:: SUPPLIED RECORDS

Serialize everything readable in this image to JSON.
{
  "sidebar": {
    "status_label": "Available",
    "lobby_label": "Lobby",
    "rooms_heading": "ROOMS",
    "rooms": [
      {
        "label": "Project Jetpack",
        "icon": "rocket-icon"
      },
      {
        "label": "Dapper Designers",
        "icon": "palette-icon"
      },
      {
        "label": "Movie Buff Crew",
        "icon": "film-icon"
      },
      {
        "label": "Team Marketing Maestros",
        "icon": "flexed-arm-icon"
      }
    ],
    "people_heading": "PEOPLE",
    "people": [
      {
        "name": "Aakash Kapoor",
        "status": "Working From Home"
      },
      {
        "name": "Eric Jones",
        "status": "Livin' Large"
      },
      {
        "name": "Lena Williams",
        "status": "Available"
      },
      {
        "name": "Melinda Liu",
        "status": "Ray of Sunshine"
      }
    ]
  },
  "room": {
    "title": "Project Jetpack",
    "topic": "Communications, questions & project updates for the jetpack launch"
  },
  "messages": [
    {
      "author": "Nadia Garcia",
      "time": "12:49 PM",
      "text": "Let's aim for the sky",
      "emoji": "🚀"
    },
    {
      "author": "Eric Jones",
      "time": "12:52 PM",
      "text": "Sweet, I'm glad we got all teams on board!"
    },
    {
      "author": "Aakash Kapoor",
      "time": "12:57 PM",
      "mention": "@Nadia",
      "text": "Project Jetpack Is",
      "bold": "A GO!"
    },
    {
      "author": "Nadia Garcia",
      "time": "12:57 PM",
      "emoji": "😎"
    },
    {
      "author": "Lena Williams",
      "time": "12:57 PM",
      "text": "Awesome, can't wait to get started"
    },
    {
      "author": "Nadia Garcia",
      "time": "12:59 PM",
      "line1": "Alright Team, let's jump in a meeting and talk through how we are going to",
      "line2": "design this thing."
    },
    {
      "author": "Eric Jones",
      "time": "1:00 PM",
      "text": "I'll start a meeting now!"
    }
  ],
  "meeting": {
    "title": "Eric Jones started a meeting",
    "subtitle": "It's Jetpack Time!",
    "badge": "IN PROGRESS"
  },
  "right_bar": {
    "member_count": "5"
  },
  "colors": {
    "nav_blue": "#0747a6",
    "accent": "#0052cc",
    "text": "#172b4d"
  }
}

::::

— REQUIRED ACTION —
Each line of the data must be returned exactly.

— PROBLEM SOLUTION —
Serialize everything readable in this image to JSON.
{
  "sidebar": {
    "status_label": "Available",
    "lobby_label": "Lobby",
    "rooms_heading": "ROOMS",
    "rooms": [
      {
        "label": "Project Jetpack",
        "icon": "rocket-icon"
      },
      {
        "label": "Dapper Designers",
        "icon": "palette-icon"
      },
      {
        "label": "Movie Buff Crew",
        "icon": "film-icon"
      },
      {
        "label": "Team Marketing Maestros",
        "icon": "flexed-arm-icon"
      }
    ],
    "people_heading": "PEOPLE",
    "people": [
      {
        "name": "Aakash Kapoor",
        "status": "Working From Home"
      },
      {
        "name": "Eric Jones",
        "status": "Livin' Large"
      },
      {
        "name": "Lena Williams",
        "status": "Available"
      },
      {
        "name": "Melinda Liu",
        "status": "Ray of Sunshine"
      }
    ]
  },
  "room": {
    "title": "Project Jetpack",
    "topic": "Communications, questions & project updates for the jetpack launch"
  },
  "messages": [
    {
      "author": "Nadia Garcia",
      "time": "12:49 PM",
      "text": "Let's aim for the sky",
      "emoji": "🚀"
    },
    {
      "author": "Eric Jones",
      "time": "12:52 PM",
      "text": "Sweet, I'm glad we got all teams on board!"
    },
    {
      "author": "Aakash Kapoor",
      "time": "12:57 PM",
      "mention": "@Nadia",
      "text": "Project Jetpack Is",
      "bold": "A GO!"
    },
    {
      "author": "Nadia Garcia",
      "time": "12:57 PM",
      "emoji": "😎"
    },
    {
      "author": "Lena Williams",
      "time": "12:57 PM",
      "text": "Awesome, can't wait to get started"
    },
    {
      "author": "Nadia Garcia",
      "time": "12:59 PM",
      "line1": "Alright Team, let's jump in a meeting and talk through how we are going to",
      "line2": "design this thing."
    },
    {
      "author": "Eric Jones",
      "time": "1:00 PM",
      "text": "I'll start a meeting now!"
    }
  ],
  "meeting": {
    "title": "Eric Jones started a meeting",
    "subtitle": "It's Jetpack Time!",
    "badge": "IN PROGRESS"
  },
  "right_bar": {
    "member_count": "5"
  },
  "colors": {
    "nav_blue": "#0747a6",
    "accent": "#0052cc",
    "text": "#172b4d"
  }
}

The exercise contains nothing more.